I watched tonight's nuthatch forage along the trunk and major branches of the trees near the parking lot. I heard another one calling and realized there were at least two making a pit stop in the park as they were heading to their final destinations. The image I captured tonight (right) caught the bird moving up the tree. The more typical view of a White-breasted Nuthatch can be seen in the image below. I captured this image during a previous encounter with the species.

As I was watching the nuthatches and hearing other birds call from their various positions around the parking lot a Western Scrub-Jay flew into my view.  I immediately noticed that the Jay was missing all of its tail feathers.

I and other people who spend time birding occasionally run across birds missing their tail feathers. Sometimes the lack of tail feathers is a result of molting. Sometimes it is a result of predation, losing the tail feathers as a result of being attacked by a predator. It could be some sort of disease or other cause as well. I've never really noticed much of a struggle to fly for any of the tail-less birds I've encountered. The image to the right shows the typical tail for a Western Scrub-Jay. I captured this image when a Jay perched above one of my backyard feeders.

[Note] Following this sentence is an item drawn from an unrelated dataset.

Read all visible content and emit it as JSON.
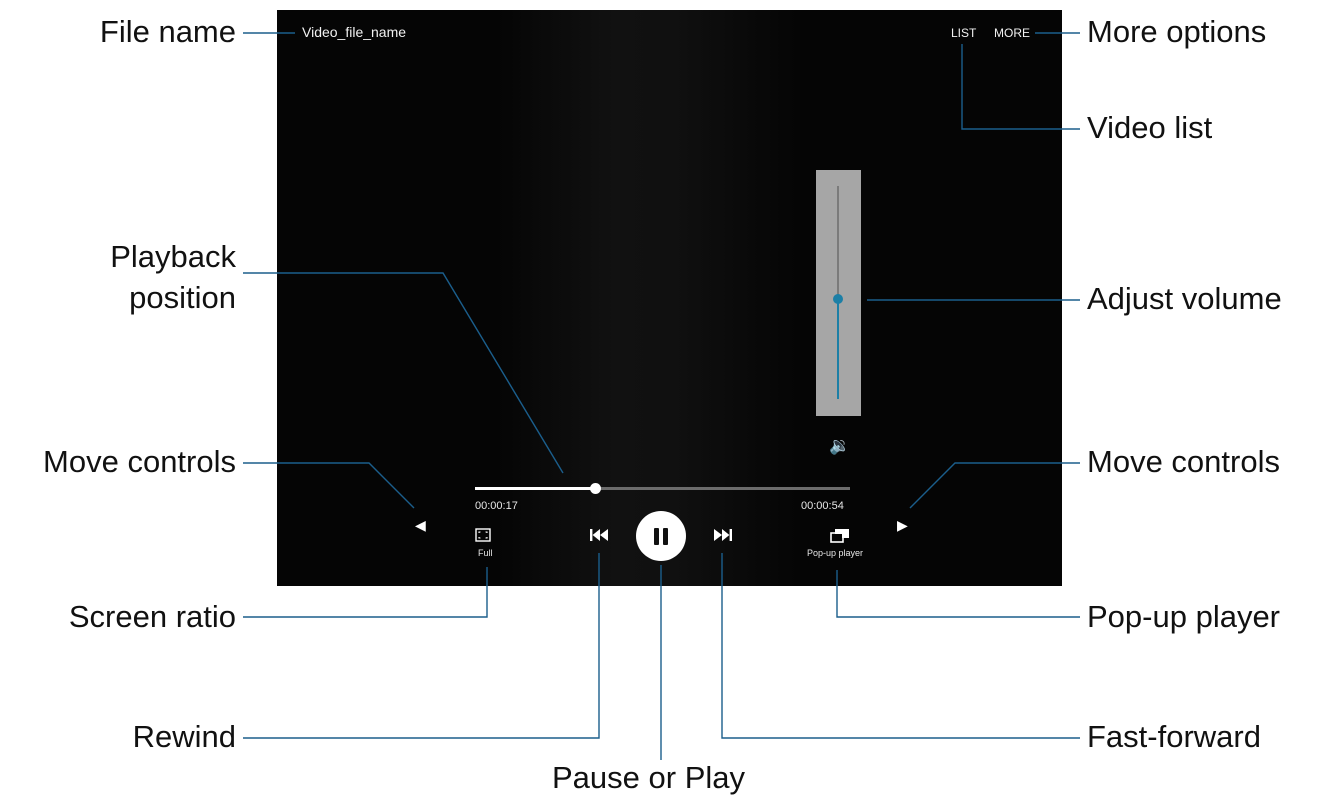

I strolled up to the pond just as the sun dropped below the horizon tonight. Along the way I heard the celebration that erupted from the home team crowd as a touch down was scored. I saw small groups of teenagers flirting with one another. It was obvious they were on their way to the football game with their school shirts and painted faces, but they had become distracted by their fascination with one another. Flirting was prioritized over football. And who can blame them? Families and individuals were fishing and walking around the park. I stopped my stroll, looked toward the sunset, and realized it was a beautiful backdrop to happy people enjoying the local park.